You might have thought that your life needed to look like the original form you imagined. To open your mind to new possibilities, it can help to distinguish the “Function” of what you want (the underlying type of experience you want) from the specific “Form” it will take. For example, as a coach, the Function I want for my life is to help women overcome their private suffering so they can make the contribution they are capable of. I could fulfill that Function in many Forms, such as a school guidance counselor, a therapist, or even a Priest or Rabbi. These days my preference is to do this as an executive coach who helps women get promoted. But if that avenue was blocked for me, I could satisfy my underlying purpose in another Form.
Sometimes that means being open to evolving your identity. This obstacle might lead you toward a different (or even better) way of finding your purpose. For example, my friend trained to be an opera singer. She loved singing but got vocal nodes which ended her opera career. She identified that ‘having a voice’ was the through-line and the “Function” she wanted for her life. She followed that passion in whatever form it was available to her, first as a corporate trainer and now as a worldwide consultant on Inclusion. She had to be open to changing her identity from Entertainer to Educator.

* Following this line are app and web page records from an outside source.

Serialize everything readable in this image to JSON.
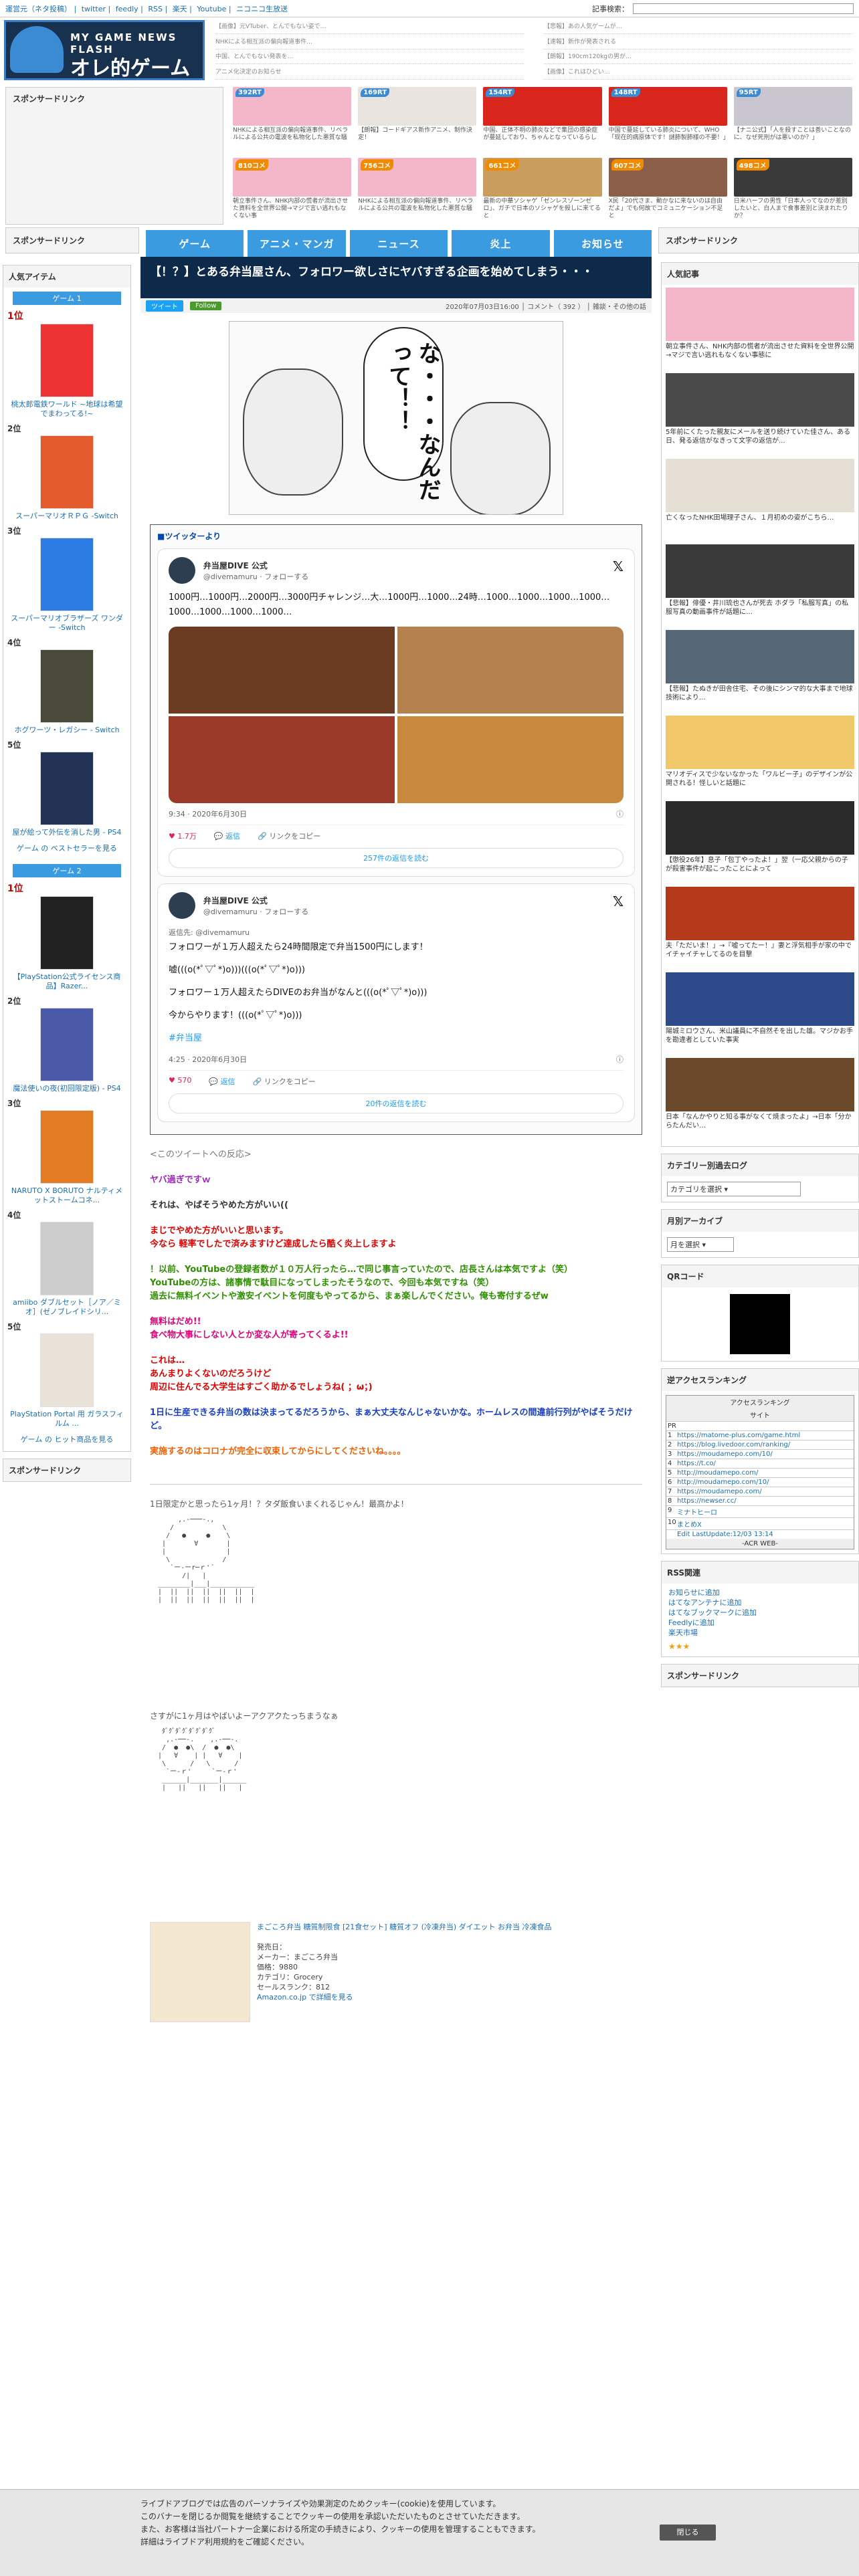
{
  "topbar": {
    "links": [
      "運営元（ネタ投稿）",
      "twitter",
      "feedly",
      "RSS",
      "楽天",
      "Youtube",
      "ニコニコ生放送"
    ],
    "search_label": "記事検索："
  },
  "logo": {
    "line1": "MY GAME NEWS FLASH",
    "line2": "オレ的ゲーム速報@JIN"
  },
  "header_rss": [
    "【画像】元VTuber、とんでもない姿で…",
    "【悲報】あの人気ゲームが…",
    "NHKによる相互派の偏向報道事件…",
    "【速報】新作が発表される",
    "中国、とんでもない発表を…",
    "【朗報】190cm120kgの男が…",
    "アニメ化決定のお知らせ",
    "【画像】これはひどい…"
  ],
  "sponsor_label": "スポンサードリンク",
  "thumbs": [
    {
      "badge": "392RT",
      "color": "#f4b7c9",
      "text": "NHKによる相互派の偏向報道事件、リベラルによる公共の電波を私物化した悪質な騒"
    },
    {
      "badge": "169RT",
      "color": "#e9e4df",
      "text": "【朗報】コードギアス新作アニメ、制作決定！"
    },
    {
      "badge": "154RT",
      "color": "#d9261c",
      "text": "中国、正体不明の肺炎などで集団の感染症が蔓延しており、ちゃんとなっているらし"
    },
    {
      "badge": "148RT",
      "color": "#d9261c",
      "text": "中国で蔓延している肺炎について、WHO「现在的病原体です！謎肺製肺様の不要！」"
    },
    {
      "badge": "95RT",
      "color": "#c9c6cf",
      "text": "【ナニ公式】「人を殺すことは善いことなのに、なぜ死刑がは悪いのか？」"
    },
    {
      "badge": "810コメ",
      "o": true,
      "color": "#f4b7c9",
      "text": "朝立事件さん、NHK内部の慌者が流出させた資料を全世界公開→マジで言い逃れもなくない事"
    },
    {
      "badge": "756コメ",
      "o": true,
      "color": "#f4b7c9",
      "text": "NHKによる相互派の偏向報道事件、リベラルによる公共の電波を私物化した悪質な騒"
    },
    {
      "badge": "661コメ",
      "o": true,
      "color": "#c99d5e",
      "text": "最新の中華ソシャゲ「ゼンレスゾーンゼロ」、ガチで日本のソシャゲを殺しに来てると"
    },
    {
      "badge": "607コメ",
      "o": true,
      "color": "#8b5e4a",
      "text": "X民「20代さま、動かなに来ないのは自由だよ」でも何故でコミュニケーション不足と"
    },
    {
      "badge": "498コメ",
      "o": true,
      "color": "#3a3a3a",
      "text": "日米ハーフの男性「日本人ってなのが差別したいと、白人まで食事差別と決まれたりか？"
    }
  ],
  "nav": [
    "ゲーム",
    "アニメ・マンガ",
    "ニュース",
    "炎上",
    "お知らせ"
  ],
  "left": {
    "popular_label": "人気アイテム",
    "game1": "ゲーム 1",
    "game1_items": [
      {
        "rank": "1位",
        "title": "桃太郎電鉄ワールド ~地球は希望でまわってる!~",
        "color": "#e33"
      },
      {
        "rank": "2位",
        "title": "スーパーマリオＲＰＧ -Switch",
        "color": "#e35a2c"
      },
      {
        "rank": "3位",
        "title": "スーパーマリオブラザーズ ワンダー -Switch",
        "color": "#2c7be3"
      },
      {
        "rank": "4位",
        "title": "ホグワーツ・レガシー - Switch",
        "color": "#4a4a3a"
      },
      {
        "rank": "5位",
        "title": "屋が絵って外伝を消した男 - PS4",
        "color": "#223355"
      }
    ],
    "game1_more": "ゲーム の ベストセラーを見る",
    "game2": "ゲーム 2",
    "game2_items": [
      {
        "rank": "1位",
        "title": "【PlayStation公式ライセンス商品】Razer...",
        "color": "#222"
      },
      {
        "rank": "2位",
        "title": "魔法使いの夜(初回限定版) - PS4",
        "color": "#4a5aa8"
      },
      {
        "rank": "3位",
        "title": "NARUTO X BORUTO ナルティメットストームコネ...",
        "color": "#e37b22"
      },
      {
        "rank": "4位",
        "title": "amiibo ダブルセット［ノア／ミオ］(ゼノブレイドシリ...",
        "color": "#ccc"
      },
      {
        "rank": "5位",
        "title": "PlayStation Portal 用 ガラスフィルム ...",
        "color": "#e8e2d8"
      }
    ],
    "game2_more": "ゲーム の ヒット商品を見る"
  },
  "article": {
    "title": "【！？】とある弁当屋さん、フォロワー欲しさにヤバすぎる企画を始めてしまう・・・",
    "tweet_btn": "ツイート",
    "follow_btn": "Follow",
    "meta": "2020年07月03日16:00 │ コメント（ 392 ） │ 雑談・その他の話",
    "manga_text": "な・・・なんだって！！",
    "twitter_head": "■ツイッターより",
    "tweets": [
      {
        "name": "弁当屋DIVE 公式",
        "handle": "@divemamuru · フォローする",
        "body": "1000円…1000円…2000円…3000円チャレンジ…大…1000円…1000…24時…1000…1000…1000…1000…1000…1000…1000…1000…",
        "time": "9:34 · 2020年6月30日",
        "likes": "1.7万",
        "reply": "返信",
        "copy": "リンクをコピー",
        "read": "257件の返信を読む",
        "photo_colors": [
          "#6b3b22",
          "#b5824f",
          "#9c3a2a",
          "#c8883e"
        ]
      },
      {
        "name": "弁当屋DIVE 公式",
        "handle": "@divemamuru · フォローする",
        "reply_to": "返信先: @divemamuru",
        "lines": [
          "フォロワーが１万人超えたら24時間限定で弁当1500円にします！",
          "嘘(((o(*ﾟ▽ﾟ*)o)))(((o(*ﾟ▽ﾟ*)o)))",
          "フォロワー１万人超えたらDIVEのお弁当がなんと(((o(*ﾟ▽ﾟ*)o)))",
          "今からやります！(((o(*ﾟ▽ﾟ*)o)))",
          "#弁当屋"
        ],
        "time": "4:25 · 2020年6月30日",
        "likes": "570",
        "reply": "返信",
        "copy": "リンクをコピー",
        "read": "20件の返信を読む"
      }
    ],
    "comments": [
      {
        "cls": "c-gray",
        "text": "<このツイートへの反応>"
      },
      {
        "cls": "c-pur",
        "text": "ヤバ過ぎですｗ"
      },
      {
        "cls": "",
        "text": "それは、やばそうやめた方がいい(("
      },
      {
        "cls": "c-red",
        "text": "まじでやめた方がいいと思います。\n今なら 軽率でしたで済みますけど達成したら酷く炎上しますよ"
      },
      {
        "cls": "c-grn",
        "text": "！以前、YouTubeの登録者数が１０万人行ったら…で同じ事言っていたので、店長さんは本気ですよ（笑）\nYouTubeの方は、諸事情で駄目になってしまったそうなので、今回も本気ですね（笑）\n過去に無料イベントや激安イベントを何度もやってるから、まぁ楽しんでください。俺も寄付するぜw"
      },
      {
        "cls": "c-mag",
        "text": "無料はだめ!!\n食べ物大事にしない人とか変な人が寄ってくるよ!!"
      },
      {
        "cls": "c-red",
        "text": "これは…\nあんまりよくないのだろうけど\n周辺に住んでる大学生はすごく助かるでしょうね( ；ω；)"
      },
      {
        "cls": "c-blu",
        "text": "1日に生産できる弁当の数は決まってるだろうから、まぁ大丈夫なんじゃないかな。ホームレスの間違前行列がやばそうだけど。"
      },
      {
        "cls": "c-org",
        "text": "実施するのはコロナが完全に収束してからにしてくださいね。。。。"
      }
    ],
    "aa1_caption": "1日限定かと思ったら1ヶ月！？タダ飯食いまくれるじゃん！最高かよ！",
    "aa2_caption": "さすがに1ヶ月はやばいよーアクアクたっちまうなぁ",
    "amazon": {
      "title": "まごころ弁当 糖質制限食 [21食セット] 糖質オフ (冷凍弁当) ダイエット お弁当 冷凍食品",
      "label_seller": "発売日：",
      "maker": "メーカー：まごころ弁当",
      "price": "価格：9880",
      "category": "カテゴリ：Grocery",
      "rank": "セールスランク：812",
      "link": "Amazon.co.jp で詳細を見る"
    }
  },
  "right": {
    "sponsor_label": "スポンサードリンク",
    "popular_label": "人気記事",
    "popular": [
      {
        "color": "#f4b7c9",
        "text": "朝立事件さん、NHK内部の慌者が流出させた資料を全世界公開→マジで言い逃れもなくない事態に"
      },
      {
        "color": "#4a4a4a",
        "text": "5年前にくたった親友にメールを送り続けていた佳さん、ある日、発る返信がなきって文字の返信が..."
      },
      {
        "color": "#e6dfd6",
        "text": "亡くなったNHK田場理子さん、１月初めの姿がこちら…"
      },
      {
        "color": "#3a3a3a",
        "text": "【悲報】俳優・井川琉也さんが死去 ホダラ「私服写真」の私服写真の動画事件が話題に…"
      },
      {
        "color": "#556677",
        "text": "【悲報】たぬきが田舎住宅、その後にシンマ的な大事まで地球技術により…"
      },
      {
        "color": "#f2c96a",
        "text": "マリオディスで少ないなかった「ワルビー子」のデザインが公開される！怪しいと話題に"
      },
      {
        "color": "#2a2a2a",
        "text": "【懲役26年】息子「包丁やったよ！」翌（一応父親からの子が殺害事件が起こったことによって"
      },
      {
        "color": "#b53a1c",
        "text": "夫「ただいま！」→『嘘ってたー！』妻と浮気相手が家の中でイチャイチャしてるのを目撃"
      },
      {
        "color": "#2d4a8a",
        "text": "陽城ミロウさん、米山議員に不自然そを出した雄。マジかお手を勘違者としていた事実"
      },
      {
        "color": "#6a4a2a",
        "text": "日本「なんかやりと知る事がなくて焼まったよ」→日本「分からたんだい…"
      }
    ],
    "category_label": "カテゴリー別過去ログ",
    "category_select": "カテゴリを選択",
    "archive_label": "月別アーカイブ",
    "archive_select": "月を選択",
    "qr_label": "QRコード",
    "access_label": "逆アクセスランキング",
    "access": {
      "title": "アクセスランキング",
      "site_col": "サイト",
      "rows": [
        {
          "n": "PR",
          "u": ""
        },
        {
          "n": "1",
          "u": "https://matome-plus.com/game.html"
        },
        {
          "n": "2",
          "u": "https://blog.livedoor.com/ranking/"
        },
        {
          "n": "3",
          "u": "https://moudamepo.com/10/"
        },
        {
          "n": "4",
          "u": "https://t.co/"
        },
        {
          "n": "5",
          "u": "http://moudamepo.com/"
        },
        {
          "n": "6",
          "u": "http://moudamepo.com/10/"
        },
        {
          "n": "7",
          "u": "https://moudamepo.com/"
        },
        {
          "n": "8",
          "u": "https://newser.cc/"
        },
        {
          "n": "9",
          "u": "ミナトヒーロ"
        },
        {
          "n": "10",
          "u": "まとめX"
        }
      ],
      "updated": "Edit LastUpdate:12/03 13:14",
      "foot": "-ACR WEB-"
    },
    "rss_label": "RSS関連",
    "rss_links": [
      "お知らせに追加",
      "はてなアンテナに追加",
      "はてなブックマークに追加",
      "Feedlyに追加",
      "楽天市場"
    ],
    "sponsor_label2": "スポンサードリンク"
  },
  "left_sponsor": "スポンサードリンク",
  "cookie": {
    "line1": "ライブドアブログでは広告のパーソナライズや効果測定のためクッキー(cookie)を使用しています。",
    "line2": "このバナーを閉じるか閲覧を継続することでクッキーの使用を承認いただいたものとさせていただきます。",
    "line3": "また、お客様は当社パートナー企業における所定の手続きにより、クッキーの使用を管理することもできます。",
    "line4": "詳細はライブドア利用規約をご確認ください。",
    "close": "閉じる"
  },
  "colors": {
    "accent": "#3b9be0",
    "title_bg": "#0e2a4a"
  }
}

5. Identify the “real reason” you have an attachment to the outcome. Usually, the real attachment to the outcome can be found in “why” you want that outcome. Often you are trying to experience something inside of you that you are attributing to getting from outside of you.
For example, my friend is a well-known entrepreneur who was trying to have a relationship with a narcissistic man. She worked too hard to ‘get his love’: She dressed up in outfits that were beyond her means, and she supported his career at the expense of her own. At first, she couldn’t ‘let go’ of trying to get his love, even after she realized that he was so wrapped up in himself that he was incapable of loving her. Why? Because she was hoping that if she could get him to say he loved her, then she was “loveable”. She could only release her attachment to him, along with all the wasted mental energy, once she was able to start to value herself. Then she no longer needed to see herself through his eyes, she could see herself through her own.
Similarly, if you were in a relationship with someone who had a sunny disposition but you are someone who tends to live in scarcity, you might think that the only way to have a positive and abundant life is to still be with that person. But that’s just a short cut or lack of confidence. You could grow to have that sunny feeling from your own life or within yourself.
The insights in this article are, in part, the opinion of the writer.